Exercise:
Your response should consist of the full data, set down exactly.

Data for review:
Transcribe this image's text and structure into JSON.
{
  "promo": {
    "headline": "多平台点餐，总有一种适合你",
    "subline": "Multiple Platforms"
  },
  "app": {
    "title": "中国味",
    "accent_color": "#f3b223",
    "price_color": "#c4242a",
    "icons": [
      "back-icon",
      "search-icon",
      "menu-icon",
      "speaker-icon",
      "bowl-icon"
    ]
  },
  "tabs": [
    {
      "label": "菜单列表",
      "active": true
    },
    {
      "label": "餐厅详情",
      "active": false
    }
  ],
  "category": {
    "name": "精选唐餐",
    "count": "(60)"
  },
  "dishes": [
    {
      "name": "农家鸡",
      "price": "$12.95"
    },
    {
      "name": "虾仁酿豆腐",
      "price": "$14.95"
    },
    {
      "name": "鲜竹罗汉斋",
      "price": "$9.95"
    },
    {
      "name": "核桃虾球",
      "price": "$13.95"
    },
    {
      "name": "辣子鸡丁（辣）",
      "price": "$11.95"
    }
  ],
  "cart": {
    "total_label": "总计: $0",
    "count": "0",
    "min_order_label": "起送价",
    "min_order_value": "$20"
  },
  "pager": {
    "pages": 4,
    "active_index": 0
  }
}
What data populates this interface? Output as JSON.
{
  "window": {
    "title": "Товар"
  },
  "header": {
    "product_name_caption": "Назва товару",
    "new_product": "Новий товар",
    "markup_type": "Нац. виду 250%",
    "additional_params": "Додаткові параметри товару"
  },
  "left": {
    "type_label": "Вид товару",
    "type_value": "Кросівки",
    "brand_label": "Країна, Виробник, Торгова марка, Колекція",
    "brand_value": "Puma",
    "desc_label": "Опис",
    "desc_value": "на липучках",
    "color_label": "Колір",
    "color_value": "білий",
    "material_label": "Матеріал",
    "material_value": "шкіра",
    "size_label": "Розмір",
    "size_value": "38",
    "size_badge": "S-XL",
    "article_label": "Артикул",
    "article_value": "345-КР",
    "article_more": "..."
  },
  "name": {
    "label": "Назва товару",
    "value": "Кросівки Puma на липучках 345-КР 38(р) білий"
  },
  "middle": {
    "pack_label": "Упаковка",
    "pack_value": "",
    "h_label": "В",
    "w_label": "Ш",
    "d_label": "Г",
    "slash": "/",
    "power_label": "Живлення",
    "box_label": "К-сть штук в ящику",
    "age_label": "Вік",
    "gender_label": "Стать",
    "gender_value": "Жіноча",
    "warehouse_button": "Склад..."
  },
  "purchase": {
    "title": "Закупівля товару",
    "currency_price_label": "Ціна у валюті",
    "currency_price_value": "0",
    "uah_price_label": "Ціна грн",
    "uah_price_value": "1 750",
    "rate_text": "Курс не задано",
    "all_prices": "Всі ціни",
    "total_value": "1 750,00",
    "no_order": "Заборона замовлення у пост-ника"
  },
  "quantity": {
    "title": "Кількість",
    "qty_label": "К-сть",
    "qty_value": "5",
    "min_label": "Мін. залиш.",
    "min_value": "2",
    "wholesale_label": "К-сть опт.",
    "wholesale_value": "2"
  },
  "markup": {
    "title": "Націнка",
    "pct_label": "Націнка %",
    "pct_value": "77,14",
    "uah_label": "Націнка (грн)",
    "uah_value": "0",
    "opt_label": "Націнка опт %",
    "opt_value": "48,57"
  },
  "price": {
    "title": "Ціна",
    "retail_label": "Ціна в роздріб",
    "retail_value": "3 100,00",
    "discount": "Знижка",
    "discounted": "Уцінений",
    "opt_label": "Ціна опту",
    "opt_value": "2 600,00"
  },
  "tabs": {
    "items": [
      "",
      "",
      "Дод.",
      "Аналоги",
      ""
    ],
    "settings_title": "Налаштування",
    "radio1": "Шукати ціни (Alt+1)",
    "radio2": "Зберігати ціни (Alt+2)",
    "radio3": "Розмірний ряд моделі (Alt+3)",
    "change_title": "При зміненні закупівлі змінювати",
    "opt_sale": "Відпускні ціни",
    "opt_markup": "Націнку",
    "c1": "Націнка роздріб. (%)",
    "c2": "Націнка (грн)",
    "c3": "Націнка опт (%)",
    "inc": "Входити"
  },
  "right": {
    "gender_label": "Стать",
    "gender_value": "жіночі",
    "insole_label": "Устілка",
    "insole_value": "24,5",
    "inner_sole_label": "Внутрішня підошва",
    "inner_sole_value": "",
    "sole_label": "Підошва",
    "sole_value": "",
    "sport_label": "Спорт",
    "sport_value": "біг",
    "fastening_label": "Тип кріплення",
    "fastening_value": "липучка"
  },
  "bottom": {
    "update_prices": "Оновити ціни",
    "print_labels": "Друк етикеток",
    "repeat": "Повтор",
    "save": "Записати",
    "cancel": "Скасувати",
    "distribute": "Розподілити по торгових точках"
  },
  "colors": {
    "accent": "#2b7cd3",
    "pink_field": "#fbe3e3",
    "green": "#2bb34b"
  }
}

Response to this exercise:
Transcribe this image's text and structure into JSON.
{
  "promo": {
    "headline": "多平台点餐，总有一种适合你",
    "subline": "Multiple Platforms"
  },
  "app": {
    "title": "中国味",
    "accent_color": "#f3b223",
    "price_color": "#c4242a",
    "icons": [
      "back-icon",
      "search-icon",
      "menu-icon",
      "speaker-icon",
      "bowl-icon"
    ]
  },
  "tabs": [
    {
      "label": "菜单列表",
      "active": true
    },
    {
      "label": "餐厅详情",
      "active": false
    }
  ],
  "category": {
    "name": "精选唐餐",
    "count": "(60)"
  },
  "dishes": [
    {
      "name": "农家鸡",
      "price": "$12.95"
    },
    {
      "name": "虾仁酿豆腐",
      "price": "$14.95"
    },
    {
      "name": "鲜竹罗汉斋",
      "price": "$9.95"
    },
    {
      "name": "核桃虾球",
      "price": "$13.95"
    },
    {
      "name": "辣子鸡丁（辣）",
      "price": "$11.95"
    }
  ],
  "cart": {
    "total_label": "总计: $0",
    "count": "0",
    "min_order_label": "起送价",
    "min_order_value": "$20"
  },
  "pager": {
    "pages": 4,
    "active_index": 0
  }
}
What data populates this interface? Output as JSON.
{
  "window": {
    "title": "Товар"
  },
  "header": {
    "product_name_caption": "Назва товару",
    "new_product": "Новий товар",
    "markup_type": "Нац. виду 250%",
    "additional_params": "Додаткові параметри товару"
  },
  "left": {
    "type_label": "Вид товару",
    "type_value": "Кросівки",
    "brand_label": "Країна, Виробник, Торгова марка, Колекція",
    "brand_value": "Puma",
    "desc_label": "Опис",
    "desc_value": "на липучках",
    "color_label": "Колір",
    "color_value": "білий",
    "material_label": "Матеріал",
    "material_value": "шкіра",
    "size_label": "Розмір",
    "size_value": "38",
    "size_badge": "S-XL",
    "article_label": "Артикул",
    "article_value": "345-КР",
    "article_more": "..."
  },
  "name": {
    "label": "Назва товару",
    "value": "Кросівки Puma на липучках 345-КР 38(р) білий"
  },
  "middle": {
    "pack_label": "Упаковка",
    "pack_value": "",
    "h_label": "В",
    "w_label": "Ш",
    "d_label": "Г",
    "slash": "/",
    "power_label": "Живлення",
    "box_label": "К-сть штук в ящику",
    "age_label": "Вік",
    "gender_label": "Стать",
    "gender_value": "Жіноча",
    "warehouse_button": "Склад..."
  },
  "purchase": {
    "title": "Закупівля товару",
    "currency_price_label": "Ціна у валюті",
    "currency_price_value": "0",
    "uah_price_label": "Ціна грн",
    "uah_price_value": "1 750",
    "rate_text": "Курс не задано",
    "all_prices": "Всі ціни",
    "total_value": "1 750,00",
    "no_order": "Заборона замовлення у пост-ника"
  },
  "quantity": {
    "title": "Кількість",
    "qty_label": "К-сть",
    "qty_value": "5",
    "min_label": "Мін. залиш.",
    "min_value": "2",
    "wholesale_label": "К-сть опт.",
    "wholesale_value": "2"
  },
  "markup": {
    "title": "Націнка",
    "pct_label": "Націнка %",
    "pct_value": "77,14",
    "uah_label": "Націнка (грн)",
    "uah_value": "0",
    "opt_label": "Націнка опт %",
    "opt_value": "48,57"
  },
  "price": {
    "title": "Ціна",
    "retail_label": "Ціна в роздріб",
    "retail_value": "3 100,00",
    "discount": "Знижка",
    "discounted": "Уцінений",
    "opt_label": "Ціна опту",
    "opt_value": "2 600,00"
  },
  "tabs": {
    "items": [
      "",
      "",
      "Дод.",
      "Аналоги",
      ""
    ],
    "settings_title": "Налаштування",
    "radio1": "Шукати ціни (Alt+1)",
    "radio2": "Зберігати ціни (Alt+2)",
    "radio3": "Розмірний ряд моделі (Alt+3)",
    "change_title": "При зміненні закупівлі змінювати",
    "opt_sale": "Відпускні ціни",
    "opt_markup": "Націнку",
    "c1": "Націнка роздріб. (%)",
    "c2": "Націнка (грн)",
    "c3": "Націнка опт (%)",
    "inc": "Входити"
  },
  "right": {
    "gender_label": "Стать",
    "gender_value": "жіночі",
    "insole_label": "Устілка",
    "insole_value": "24,5",
    "inner_sole_label": "Внутрішня підошва",
    "inner_sole_value": "",
    "sole_label": "Підошва",
    "sole_value": "",
    "sport_label": "Спорт",
    "sport_value": "біг",
    "fastening_label": "Тип кріплення",
    "fastening_value": "липучка"
  },
  "bottom": {
    "update_prices": "Оновити ціни",
    "print_labels": "Друк етикеток",
    "repeat": "Повтор",
    "save": "Записати",
    "cancel": "Скасувати",
    "distribute": "Розподілити по торгових точках"
  },
  "colors": {
    "accent": "#2b7cd3",
    "pink_field": "#fbe3e3",
    "green": "#2bb34b"
  }
}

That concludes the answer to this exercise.